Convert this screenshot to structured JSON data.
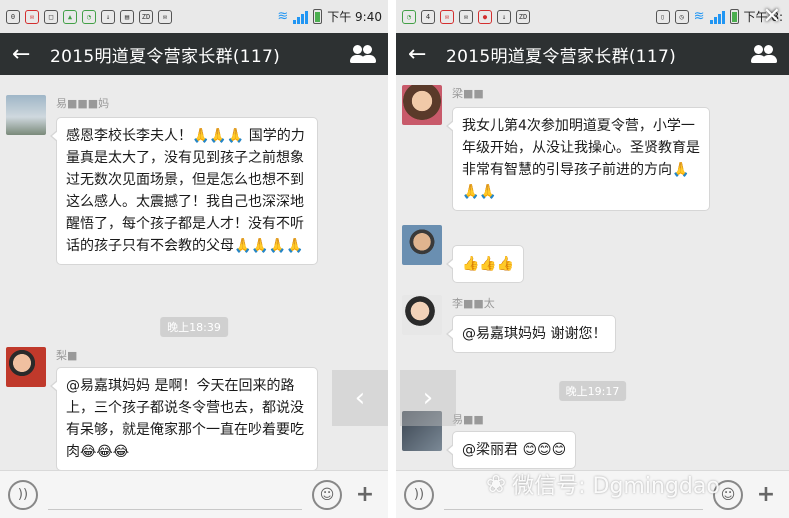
{
  "left_screen": {
    "status_time": "下午 9:40",
    "title": "2015明道夏令营家长群(117)",
    "messages": [
      {
        "sender": "易■■■妈",
        "text": "感恩李校长李夫人！🙏🙏🙏 国学的力量真是太大了，没有见到孩子之前想象过无数次见面场景，但是怎么也想不到这么感人。太震撼了！我自己也深深地醒悟了，每个孩子都是人才！没有不听话的孩子只有不会教的父母🙏🙏🙏🙏"
      },
      {
        "sender": "梨■",
        "text": "@易嘉琪妈妈 是啊！今天在回来的路上，三个孩子都说冬令营也去，都说没有呆够，就是俺家那个一直在吵着要吃肉😂😂😂"
      }
    ],
    "timestamp": "晚上18:39"
  },
  "right_screen": {
    "status_time": "下午 8:",
    "title": "2015明道夏令营家长群(117)",
    "messages": [
      {
        "sender": "梁■■",
        "text": "我女儿第4次参加明道夏令营，小学一年级开始，从没让我操心。圣贤教育是非常有智慧的引导孩子前进的方向🙏🙏🙏"
      },
      {
        "sender": "",
        "text": "👍👍👍"
      },
      {
        "sender": "李■■太",
        "text": "@易嘉琪妈妈 谢谢您！"
      },
      {
        "sender": "易■■",
        "text": "@梁丽君 😊😊😊"
      }
    ],
    "timestamp": "晚上19:17"
  },
  "watermark": "微信号: Dgmingdao",
  "icons": {
    "back": "back-arrow-icon",
    "members": "group-members-icon",
    "voice": "voice-icon",
    "emoji": "emoji-icon",
    "add": "plus-icon",
    "close": "close-icon"
  }
}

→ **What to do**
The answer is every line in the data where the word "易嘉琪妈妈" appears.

→ **Solution for this problem**
        "text": "@易嘉琪妈妈 是啊！今天在回来的路上，三个孩子都说冬令营也去，都说没有呆够，就是俺家那个一直在吵着要吃肉😂😂😂"
        "text": "@易嘉琪妈妈 谢谢您！"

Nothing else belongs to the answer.